Beroia, one of Macedonia's chief cities in Hellenistic and Roman times, was situated at the eastern foothills of Mount Bermion, south-west of Pella. Although there are no remains of the settlement itself, the site must have been continually inhabited from at least the 5th century BC, as we can deduce from the cemeteries with the rich grave goods in their pit graves.
Beroia first developed during Hellenistic times. Parts of strong walls, the remnants of public buildings and a stadium, and cemeteries with pit graves and rock-cut and 'Macedonian tombs' have been excavated. According to inscriptions the city had a gymnasium and sanctuaries dedicated to Herakles Kynagidas, Asklepios, Athena, Ennodia etc. Prosperous local workshops produced vessels and clay figurines of excellent quality.

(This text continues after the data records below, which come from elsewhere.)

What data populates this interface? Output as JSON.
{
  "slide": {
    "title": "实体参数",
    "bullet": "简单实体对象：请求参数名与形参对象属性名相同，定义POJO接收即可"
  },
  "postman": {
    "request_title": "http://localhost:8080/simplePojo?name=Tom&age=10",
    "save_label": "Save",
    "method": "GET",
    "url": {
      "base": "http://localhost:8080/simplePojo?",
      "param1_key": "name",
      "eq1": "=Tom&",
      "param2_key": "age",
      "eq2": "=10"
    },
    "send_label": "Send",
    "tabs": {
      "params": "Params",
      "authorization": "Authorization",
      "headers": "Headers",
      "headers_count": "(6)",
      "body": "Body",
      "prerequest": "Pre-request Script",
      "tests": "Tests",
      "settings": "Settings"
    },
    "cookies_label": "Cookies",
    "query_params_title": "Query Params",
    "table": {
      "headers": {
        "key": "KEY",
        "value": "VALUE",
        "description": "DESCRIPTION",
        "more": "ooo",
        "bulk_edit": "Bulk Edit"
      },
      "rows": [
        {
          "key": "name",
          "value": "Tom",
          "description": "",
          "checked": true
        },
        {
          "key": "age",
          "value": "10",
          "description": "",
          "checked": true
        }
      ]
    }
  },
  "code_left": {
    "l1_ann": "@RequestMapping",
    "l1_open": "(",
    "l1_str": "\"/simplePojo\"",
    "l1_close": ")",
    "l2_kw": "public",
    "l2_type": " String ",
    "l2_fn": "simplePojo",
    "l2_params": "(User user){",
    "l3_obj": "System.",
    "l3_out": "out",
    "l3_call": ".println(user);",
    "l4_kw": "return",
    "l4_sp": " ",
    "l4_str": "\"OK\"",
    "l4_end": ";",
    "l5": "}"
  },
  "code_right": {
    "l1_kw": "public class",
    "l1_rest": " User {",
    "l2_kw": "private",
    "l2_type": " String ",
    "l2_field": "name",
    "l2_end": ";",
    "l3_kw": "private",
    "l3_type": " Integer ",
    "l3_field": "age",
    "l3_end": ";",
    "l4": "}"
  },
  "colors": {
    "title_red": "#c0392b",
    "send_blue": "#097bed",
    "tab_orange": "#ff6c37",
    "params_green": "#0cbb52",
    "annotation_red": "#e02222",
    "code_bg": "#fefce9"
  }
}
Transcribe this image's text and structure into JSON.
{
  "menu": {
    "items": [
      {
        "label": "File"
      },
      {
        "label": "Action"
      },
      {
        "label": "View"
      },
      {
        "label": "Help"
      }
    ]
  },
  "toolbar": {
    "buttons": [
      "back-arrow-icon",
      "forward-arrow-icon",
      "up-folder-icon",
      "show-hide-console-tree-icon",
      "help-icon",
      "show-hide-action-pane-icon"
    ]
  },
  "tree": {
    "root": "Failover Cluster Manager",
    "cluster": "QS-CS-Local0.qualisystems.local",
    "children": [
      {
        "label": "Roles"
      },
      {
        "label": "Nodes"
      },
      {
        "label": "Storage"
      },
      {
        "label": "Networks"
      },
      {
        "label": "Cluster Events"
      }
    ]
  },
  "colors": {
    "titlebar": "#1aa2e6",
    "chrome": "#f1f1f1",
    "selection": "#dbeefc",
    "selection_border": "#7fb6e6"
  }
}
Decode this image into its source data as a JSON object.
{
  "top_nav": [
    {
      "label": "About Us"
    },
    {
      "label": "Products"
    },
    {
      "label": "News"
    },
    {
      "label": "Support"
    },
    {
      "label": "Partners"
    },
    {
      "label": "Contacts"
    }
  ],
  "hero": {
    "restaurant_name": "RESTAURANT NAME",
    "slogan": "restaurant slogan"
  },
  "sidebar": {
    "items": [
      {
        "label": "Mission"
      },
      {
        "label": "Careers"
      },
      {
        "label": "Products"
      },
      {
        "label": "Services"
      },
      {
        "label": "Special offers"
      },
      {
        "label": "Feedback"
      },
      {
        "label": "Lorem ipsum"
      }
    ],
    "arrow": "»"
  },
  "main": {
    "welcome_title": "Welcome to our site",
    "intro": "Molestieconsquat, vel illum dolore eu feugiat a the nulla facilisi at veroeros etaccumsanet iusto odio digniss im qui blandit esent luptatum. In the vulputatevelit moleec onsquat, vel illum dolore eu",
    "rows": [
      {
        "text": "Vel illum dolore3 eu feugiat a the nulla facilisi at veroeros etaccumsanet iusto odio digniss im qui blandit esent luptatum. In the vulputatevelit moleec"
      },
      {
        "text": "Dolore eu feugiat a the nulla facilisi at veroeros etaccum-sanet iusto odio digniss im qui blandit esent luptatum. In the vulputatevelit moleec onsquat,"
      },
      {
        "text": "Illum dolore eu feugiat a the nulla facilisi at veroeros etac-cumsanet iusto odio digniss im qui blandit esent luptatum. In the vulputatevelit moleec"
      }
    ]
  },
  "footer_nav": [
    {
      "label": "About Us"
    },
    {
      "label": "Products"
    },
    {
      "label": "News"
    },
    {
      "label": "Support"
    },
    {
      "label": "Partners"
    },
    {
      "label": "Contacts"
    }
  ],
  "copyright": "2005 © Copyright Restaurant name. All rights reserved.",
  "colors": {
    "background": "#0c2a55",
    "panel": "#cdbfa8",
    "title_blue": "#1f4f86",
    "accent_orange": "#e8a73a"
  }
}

Beroia, already prominent in Hellenistic times because of its connection to the Antigonid dynasty, reached its peak in Roman times, when it became the second most important Macedonian city after Thessalonike. It was favoured by the Roman administration, which granted it honorary titles. As seat of the Macedonian 'koinon' (commonalty) it was the centre of the Imperial cult, and a place where the arts flourished to the end of the 3rd century AD, a time when Beroia entered a new phase of its history.